Secretary of State Michael Pompeo ordered U.S. diplomats to limit any contact with Iranian opposition groups, including one that once hired Rudy Giuliani and paid thousands of dollars to former National Security Adviser John Bolton to speak at one of its rallies.
The directive about Mujahedeen-e-Khalq, its offshoot, the National Council of Resistance of Iran, and five other groups was delivered in a cable sent to all U.S. diplomatic outposts on Tuesday and obtained by Bloomberg News. It says meetings with the groups could jeopardize U.S. diplomacy with Iran.
“Direct U.S. government engagement with these groups could prove counterproductive to our policy goal of seeking a comprehensive deal with the Iranian regime that addresses its destabilizing behavior,” the cable said. Exiled Iranian opposition groups “try to engage U.S. officials regularly to gain at least the appearance of tacit support and enhance their visibility and clout.”
The cable struck a dissonant note, coming less than a week after the U.S. killed Iranian General Qassem Soleimani, a move widely seen as shutting down any chance of diplomacy for the time being. It also highlights conflicting strategies the administration is trying to balance: Maintaining a “maximum pressure” campaign against the Islamic Republic while also trying to leave the door open for a deal.
The State Department didn’t respond to a request for comment on the cable. But it provoked displeasure from some Iran hawks, who argued the U.S. should be encouraging contacts with such groups, not discouraging them.
“It’s negligent that there isn’t a strategy in place to leverage various groups opposed to the Iranian government,” said Christian Whiton, senior fellow at the Center for the National Interest and a former senior State Department adviser under President Donald Trump and George W. Bush. “The enemy of my enemy is my friend, at least while we have a mutual interest.
MEK, which was previously on a U.S. terrorism list, paid Bolton to give speeches on its behalf and once employed Giuliani, personal lawyer.
In September, former Attorney General Michael Mukasey, who had petitioned to get MEK off the terrorism list, submitted a regulatory filing declaring that he was doing lobbying work for the National Council of Resistance of Iran on an “unpaid basis,” though it will reimburse his expenses.
Iran has so far resisted Trump’s offers to meet and negotiate a deal that would replace the 2015 nuclear agreement that he abandoned in 2018.

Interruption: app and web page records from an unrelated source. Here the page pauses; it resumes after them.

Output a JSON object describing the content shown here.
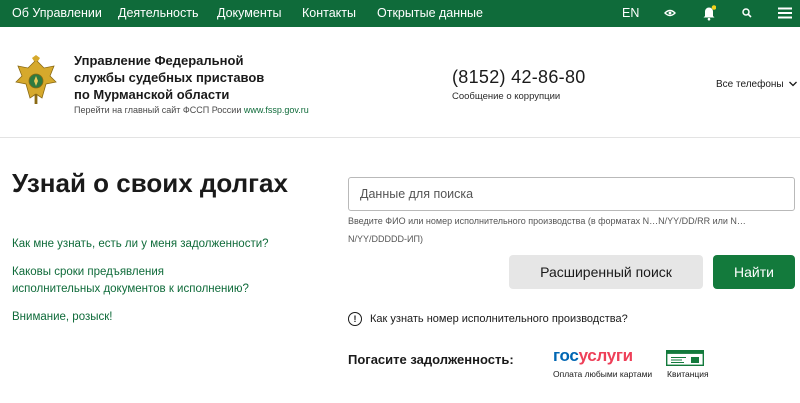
{
  "nav": {
    "items": [
      "Об Управлении",
      "Деятельность",
      "Документы",
      "Контакты",
      "Открытые данные"
    ],
    "lang": "EN",
    "icons": [
      "eye-icon",
      "bell-icon",
      "search-icon",
      "menu-icon"
    ]
  },
  "header": {
    "org_lines": [
      "Управление Федеральной",
      "службы судебных приставов",
      "по Мурманской области"
    ],
    "link_prefix": "Перейти на главный сайт ФССП России",
    "link_url": "www.fssp.gov.ru",
    "phone": "(8152) 42-86-80",
    "phone_sub": "Сообщение о коррупции",
    "all_phones": "Все телефоны"
  },
  "main": {
    "title": "Узнай о своих долгах",
    "links": [
      "Как мне узнать, есть ли у меня задолженности?",
      "Каковы сроки предъявления исполнительных документов к исполнению?",
      "Внимание, розыск!"
    ],
    "search_placeholder": "Данные для поиска",
    "search_hint": "Введите ФИО или номер исполнительного производства (в форматах N…N/YY/DD/RR или N…N/YY/DDDDD-ИП)",
    "advanced_label": "Расширенный поиск",
    "find_label": "Найти",
    "howto_text": "Как узнать номер исполнительного производства?",
    "pay_label": "Погасите задолженность:",
    "gos_a": "гос",
    "gos_b": "услуги",
    "gos_sub": "Оплата любыми картами",
    "kv_label": "Квитанция"
  },
  "colors": {
    "brand_green": "#0f6b3a",
    "button_green": "#137a3c",
    "gos_blue": "#0066b3",
    "gos_red": "#ee3f58"
  }
}
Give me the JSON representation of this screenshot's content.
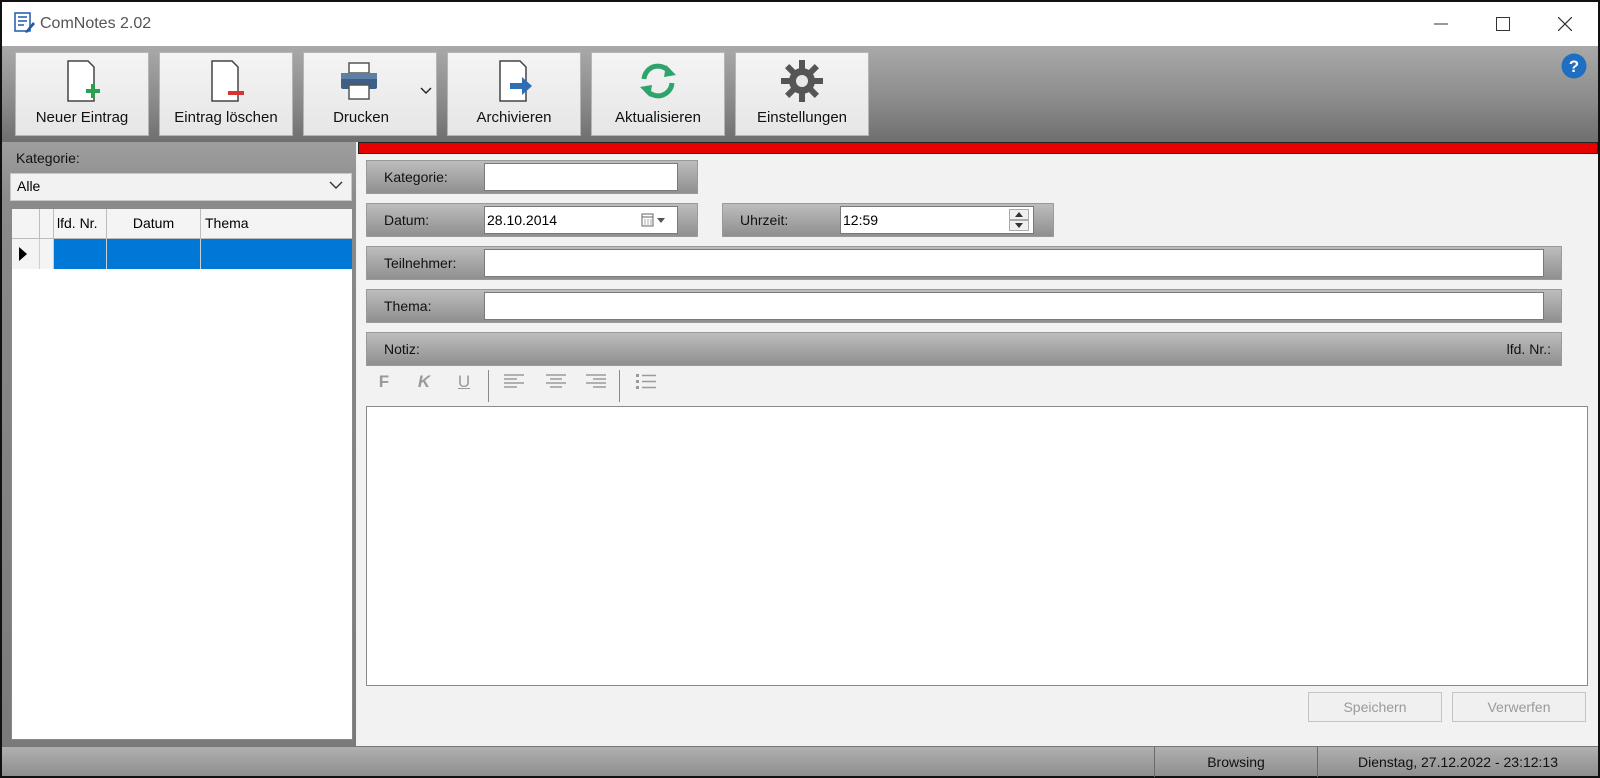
{
  "window": {
    "title": "ComNotes 2.02"
  },
  "toolbar": {
    "new_entry": "Neuer Eintrag",
    "delete_entry": "Eintrag löschen",
    "print": "Drucken",
    "archive": "Archivieren",
    "refresh": "Aktualisieren",
    "settings": "Einstellungen"
  },
  "left": {
    "category_label": "Kategorie:",
    "category_selected": "Alle",
    "grid": {
      "columns": [
        "lfd. Nr.",
        "Datum",
        "Thema"
      ],
      "rows": [
        [
          "",
          "",
          ""
        ]
      ]
    }
  },
  "form": {
    "category_label": "Kategorie:",
    "category_value": "",
    "date_label": "Datum:",
    "date_value": "28.10.2014",
    "time_label": "Uhrzeit:",
    "time_value": "12:59",
    "participants_label": "Teilnehmer:",
    "participants_value": "",
    "topic_label": "Thema:",
    "topic_value": "",
    "note_label": "Notiz:",
    "number_label": "lfd. Nr.:",
    "note_value": ""
  },
  "rte": {
    "bold": "F",
    "italic": "K",
    "underline": "U"
  },
  "buttons": {
    "save": "Speichern",
    "discard": "Verwerfen"
  },
  "status": {
    "mode": "Browsing",
    "datetime": "Dienstag, 27.12.2022 - 23:12:13"
  },
  "colors": {
    "accent": "#e60000",
    "selection": "#0078d7",
    "help": "#1e6fc1"
  }
}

Along with MEK, the cable cites five other groups, including the Arab Struggle Movement for the Liberation of al-Ahwaz and the Komala Party of Iranian Kurdistan. It says diplomatic posts shouldn’t meet in person with the Arab Struggle Movement or Komala because “Iran’s regime appears to assess that the United States and/or Israel support this group of militant Kurds.”